Maybe this is an after-market modification, trying to convert an unfiltered "data-center fan-tray" into a filtered "office fan-tray" ?

2022-02-20 TEST_VAL.EM passes

We're making progress.

Now we are going focus on TYP, where most of the failing tests have something to do with parity checking.

2022-02-12 TEST_FIU.EM passes

As can be seen on the status above, there are no longer any failures on the FIU board when running TEST_FIU.EM.

The speed in the table above is when simulating the unadultered schematics.

Concurrent with fixing bugs we are working on two levels of optimized schematics, one where buffered signals are deduplicated, and one where we use "megacomponents", for instance 64 bit wide versions of 74F240 etc.

The "megacomp" version of FIU runs twice as fast, 1.4% of hardware speed.

2022-01-10 SystemC performance is weird

As often aluded to, the performance of a SystemC simulation is … not ideal … from a usability point of view, so we spend a lot of time thinking about it and measuring it, and it is not at all intuitive for software people like us.

Take the following (redrawn) sheet from the IOC schematic (click for full size)

IOC RESPONSE FIFO

This is the 2048x16 bit FIFO buffer through which the IOC sends replies the the R1000 CPU.

None of the tests in the "TEST_IOC.EM" file gets anywhere near this FIFO, yet the simulation runs 15% faster if this sheet is commented out, because this sheet uses a lot of free-running clocks:

   1 * 2X~     @ 20 MHz        20 MHz
   2 * H2.PHD  @ 10 MHz        20 MHz
   2 * H1E     @ 10 MHz        20 MHz
   1 * H2E     @ 10 MHz        10 MHz
   1 * Q1~      @ 5 MHz         5 MHz
   2 * Q2~      @ 5 MHz        10 MHz
   1 * Q3~      @ 5 MHz         5 MHz
   ----------------------------------
   Simulation load             90 MHz

Where the clocks feed into edge sensitive chip, for instance "Q1~" to "FOREG0" (left center), only one of the flanks need to be simulated, but when state sensitive gates like "2X~" into "FFNAN0A" (near the top), the "FOO" class instance is called for both flanks, effectively doubling the frequency of the 10MHz clock signal.

To make matters even worse, there is an identical FIFO feeding requests the opposite way, from R1000 to IOC, on the next sheet.

And to really drive the point home, all the simulation runs will have to include the IOC board.

In SystemC a FIFO is one of the primitive objects, which can simulate these two pages much faster than this, but to do that we need enough of the machine simulated well enough, to run the experiments which tests the FIFOs.

Until then, we can save oceans of time by simply commenting these two FIFOs out.

2022-01-08 Making headway with FIU

We are making headway with the simulated FIU board, currently 19 tests fail, the 16 "Execute from WCS" and three parity-related tests.
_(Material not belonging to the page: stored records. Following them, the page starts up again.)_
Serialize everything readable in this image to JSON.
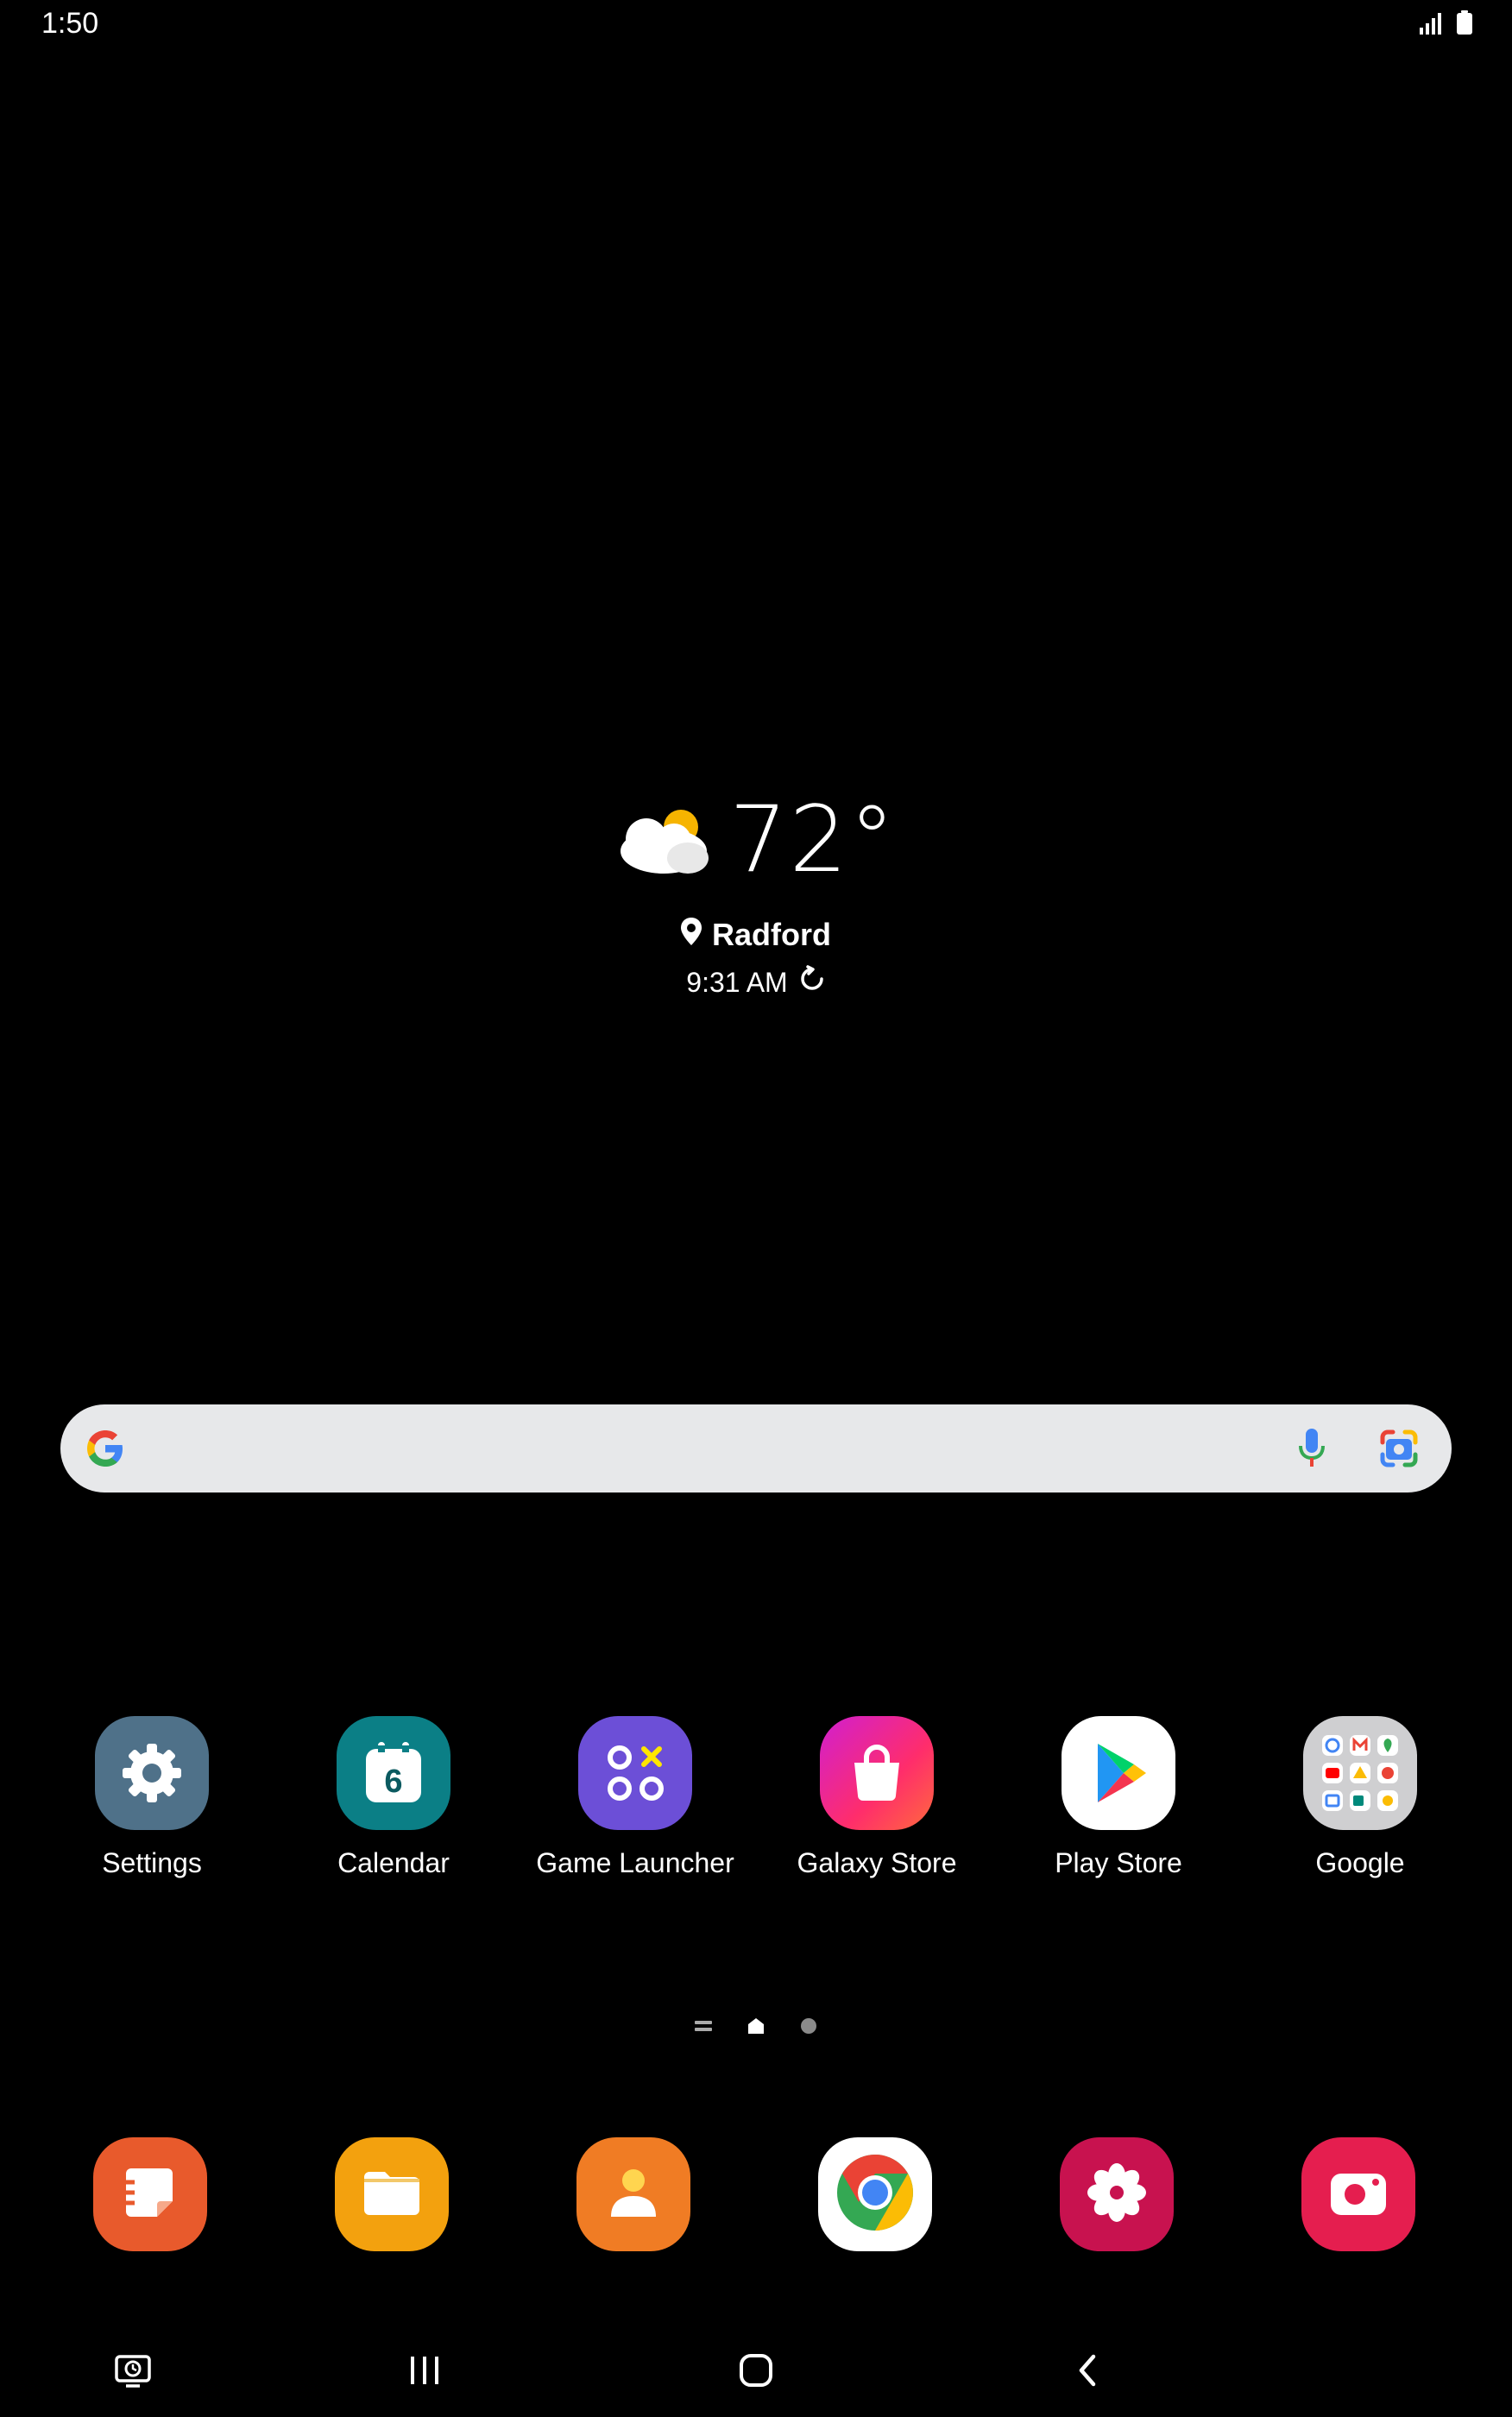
{
  "status_bar": {
    "time": "1:50",
    "icons": [
      "signal-icon",
      "battery-icon"
    ]
  },
  "weather": {
    "temperature": "72°",
    "location": "Radford",
    "updated_time": "9:31 AM",
    "condition_icon": "partly-cloudy-icon"
  },
  "search_bar": {
    "icons": [
      "google-g-icon",
      "microphone-icon",
      "google-lens-icon"
    ]
  },
  "apps": [
    {
      "label": "Settings",
      "icon": "gear-icon",
      "color": "#4f7189"
    },
    {
      "label": "Calendar",
      "icon": "calendar-icon",
      "color": "#0b7f86",
      "day": "6"
    },
    {
      "label": "Game Launcher",
      "icon": "game-launcher-icon",
      "color": "#6c4fd7"
    },
    {
      "label": "Galaxy Store",
      "icon": "shopping-bag-icon",
      "color": "#e8217a"
    },
    {
      "label": "Play Store",
      "icon": "play-store-icon",
      "color": "#ffffff"
    },
    {
      "label": "Google",
      "icon": "google-folder-icon",
      "color": "#cfcfd1"
    }
  ],
  "pager": {
    "indicators": [
      "list-page-icon",
      "home-page-icon",
      "page-dot-icon"
    ]
  },
  "dock": [
    {
      "name": "notes-app",
      "icon": "notes-icon",
      "color": "#e85a2c"
    },
    {
      "name": "my-files-app",
      "icon": "folder-icon",
      "color": "#f3a10e"
    },
    {
      "name": "contacts-app",
      "icon": "contacts-icon",
      "color": "#f07c24"
    },
    {
      "name": "chrome-app",
      "icon": "chrome-icon",
      "color": "#ffffff"
    },
    {
      "name": "gallery-app",
      "icon": "flower-icon",
      "color": "#c8124f"
    },
    {
      "name": "camera-app",
      "icon": "camera-icon",
      "color": "#e51e4f"
    }
  ],
  "nav_bar": {
    "buttons": [
      "screen-recorder-icon",
      "recent-apps-icon",
      "home-icon",
      "back-icon"
    ]
  }
}
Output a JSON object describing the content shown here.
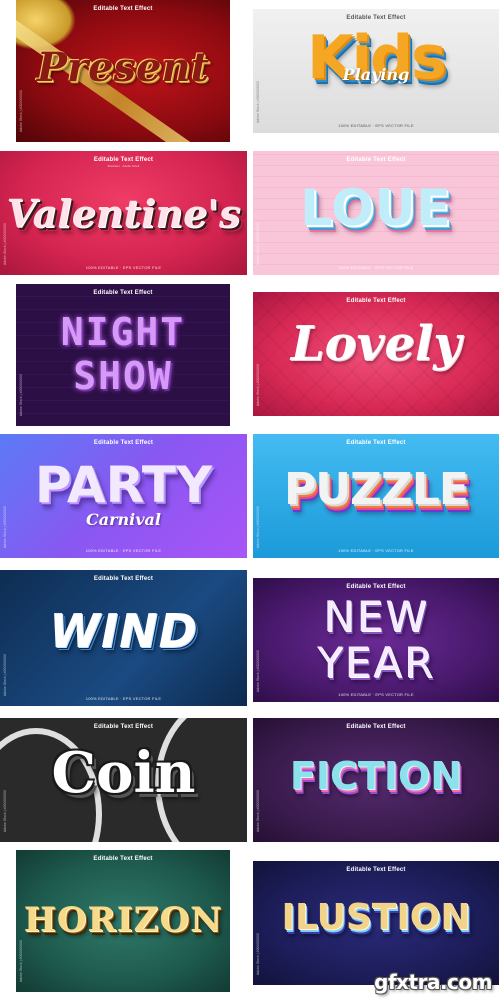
{
  "header_title": "Editable Text Effect",
  "header_sub": "Illustrator · Adobe Stock",
  "footer_text": "100% EDITABLE · EPS VECTOR FILE",
  "side_text": "Adobe Stock | #000000000",
  "tiles": {
    "present": {
      "title": "Present",
      "colors": [
        "#7a0b0d",
        "#c0141a"
      ]
    },
    "kids": {
      "title": "Kids",
      "subtitle": "Playing",
      "colors": [
        "#e3e3e3",
        "#f5a623"
      ]
    },
    "valentines": {
      "title": "Valentine's",
      "colors": [
        "#d8234f",
        "#3a1a1a"
      ]
    },
    "love": {
      "title": "LOUE",
      "colors": [
        "#f9c6d9",
        "#9fd8f2"
      ]
    },
    "night_show": {
      "title_line1": "NIGHT",
      "title_line2": "SHOW",
      "colors": [
        "#3a1659",
        "#c064f0"
      ]
    },
    "lovely": {
      "title": "Lovely",
      "colors": [
        "#e23a62",
        "#ffffff"
      ]
    },
    "party": {
      "title": "PARTY",
      "subtitle": "Carnival",
      "colors": [
        "#7f55f4",
        "#ffffff"
      ]
    },
    "puzzle": {
      "title": "PUZZLE",
      "colors": [
        "#2aa9e8",
        "#f07e3a"
      ]
    },
    "wind": {
      "title": "WIND",
      "colors": [
        "#133a66",
        "#ffffff"
      ]
    },
    "new_year": {
      "title_line1": "NEW",
      "title_line2": "YEAR",
      "colors": [
        "#4a1a6e",
        "#e0c7ff"
      ]
    },
    "coin": {
      "title": "Coin",
      "colors": [
        "#2a2a2a",
        "#ffffff"
      ]
    },
    "fiction": {
      "title": "FICTION",
      "colors": [
        "#3b1c4f",
        "#8be2ec"
      ]
    },
    "horizon": {
      "title": "HORIZON",
      "colors": [
        "#1e5a4e",
        "#d9a53b"
      ]
    },
    "ilustion": {
      "title": "ILUSTION",
      "colors": [
        "#1d1d5a",
        "#f2d38a"
      ]
    }
  },
  "watermark": "gfxtra.com"
}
We hope the 16 WCS tests have a common cause.

On the FIU we have found the first test-case which depends on undocumented behaviour: TEST_ABUS_PARITY.FIU fails if OFFREG does not have even parity when the test starts.

Simulating the IOC and FIU boards, the simulation currently clocks around 1/380 of hardware speed, if the TYP, VAL and SEQ boards are also simulated, speed drops to 1/3000 of hardware speed. Not bad, not certainly not good.

We have started playing with "mega-symbols" for instance 64bit versions of the 74F240, 74F244 and 74F374. There is a speed advantage, but the major advantage right now is that debugging operates on the entire bus-width at the same time.

2021…2012

  • 2014-2018 - The project got stuck for lack of a sufficiently beefy 5V power-supply, and then phk disappeared while he built a new house.

Many thanks to

  • Erlo Haugen
  • Grady Booch
  • Grek Bek
  • Pierre-Alain Muller
  • Pascal Leroy
  • Michael Druke
  • Pascal Leroy